Sam SpiegelmanEarlier this week, ESPN Insider projected J.R. Smith to be a top-10 shooting guard in 2013-14. Now, the site has shifted its focus onto the forwards.
Projecting the top 10 power forwards for the upcoming season, analyst Bradford Doolittle placed Carmelo Anthony in the No. 10 spot. According to Doolittle, Anthony’s 11 WARP — the first double-digit offensive efficiency total — is combated by a poor defensive effort.
“His offensive efficiency spiked with his position shift, and his acceptance of the move,” Doolitte wrote. “The downside of the tweak is Anthony’s lack of defensive acumen. His defensive rebounding was fine when he was a 3, but one position over, it doesn’t look too good. Anthony does, without a doubt, score a lot of points. Make of that what you will.”
One potential reasons for this low ranking is that Anthony, like LeBron James, spent most of their minutes at power forward last season. Anthony moved to the 4 in place of the injured Amare Stoudemire, while Iman Shumpert shifted into his normal spot at small forward.
It’s understandable, but not completely logical. On ESPN Insider’s list of small forward projections, Anthony could conceivably — and probably should — rank in the top three. Kevin Durant is a sure bet to warrant one of the first spots, but Paul Pierce is a declining star while Kawhi Leonard is continuing to get to that elite status.
Leading the rankings, of course, is LeBron , who at any positional ranking of this sort would make a strong case to be No. 1. Rounding out the top five is Blake Griffin, Anthony Davis, Kevin Love and Tim Duncan.
Qualms — the biggest has to be Davis, who — to my knowledge — has not shown he’s capable of being a top five forward? I think not. And understanding these rankings are based on potential, Davis was injured for much of his rookie season and he’s ranked above the likes of ‘Melo and Love and Duncan, all of whom have proven to be better players.
But back to the point of potential — is Duncan going to be a top five power forward at age 37? Despite the name recognition, he should be lower on this ranking.
Nos. 6-9 include Ryan Anderson, Kenneth Faried, Josh Smith and Serge Ibaka, all of whom warrant being on the list but still cannot convince me they are superior players to Anthony.
Perhaps Ibaka warrants a higher ranking, but I can’t argue here too much.

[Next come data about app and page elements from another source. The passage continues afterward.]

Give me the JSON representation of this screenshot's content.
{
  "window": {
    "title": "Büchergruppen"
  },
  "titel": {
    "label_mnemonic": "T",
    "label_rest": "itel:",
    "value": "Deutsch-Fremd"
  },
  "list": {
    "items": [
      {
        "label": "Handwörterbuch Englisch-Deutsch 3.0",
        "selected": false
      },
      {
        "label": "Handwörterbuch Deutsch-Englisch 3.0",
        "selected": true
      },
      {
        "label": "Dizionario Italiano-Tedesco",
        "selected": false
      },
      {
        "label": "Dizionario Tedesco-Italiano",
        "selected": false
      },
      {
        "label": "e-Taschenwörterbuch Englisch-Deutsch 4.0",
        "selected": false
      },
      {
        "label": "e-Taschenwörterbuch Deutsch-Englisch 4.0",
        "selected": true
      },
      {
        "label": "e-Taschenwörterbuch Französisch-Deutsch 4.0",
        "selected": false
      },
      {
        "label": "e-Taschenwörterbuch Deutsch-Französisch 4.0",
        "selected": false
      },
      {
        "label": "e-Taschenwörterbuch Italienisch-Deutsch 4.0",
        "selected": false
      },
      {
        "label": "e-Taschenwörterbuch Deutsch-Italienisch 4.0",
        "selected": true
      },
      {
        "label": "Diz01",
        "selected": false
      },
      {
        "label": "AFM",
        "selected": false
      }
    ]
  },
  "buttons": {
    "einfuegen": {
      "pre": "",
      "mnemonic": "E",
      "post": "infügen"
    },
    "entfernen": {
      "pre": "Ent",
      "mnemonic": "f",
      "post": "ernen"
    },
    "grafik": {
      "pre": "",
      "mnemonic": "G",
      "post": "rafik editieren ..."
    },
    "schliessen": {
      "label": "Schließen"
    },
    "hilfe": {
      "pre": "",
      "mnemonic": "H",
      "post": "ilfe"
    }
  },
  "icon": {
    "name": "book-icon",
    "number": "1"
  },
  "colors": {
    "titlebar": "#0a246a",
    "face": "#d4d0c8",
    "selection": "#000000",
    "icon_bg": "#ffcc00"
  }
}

Harris DeckerThis is confusing to me. While I completely agreed with the rankings for shooting guard, this seems illogical. Carmelo Anthony played power forward last year and whether or not that’s the plan in ’13-’14, how can you rank guys like Josh Smith, Ryan Anderson and Anthony Davis above the defending scoring champion? In fact, Anthony was left off of the small forward power ranking because of his minutes at the 4 last year. He’s clearly capable of playing either position, something that the aforementioned bigs cannot. It just feels weird to rank Anthony so low at a position that he dominated in ’12-’13. With him being left off of the ’13-’14 small forward rankings, ESPN is essentially saying that Anthony is either the 19th or 20th best forward in the NBA. Can’t say I agree with that line of thinking.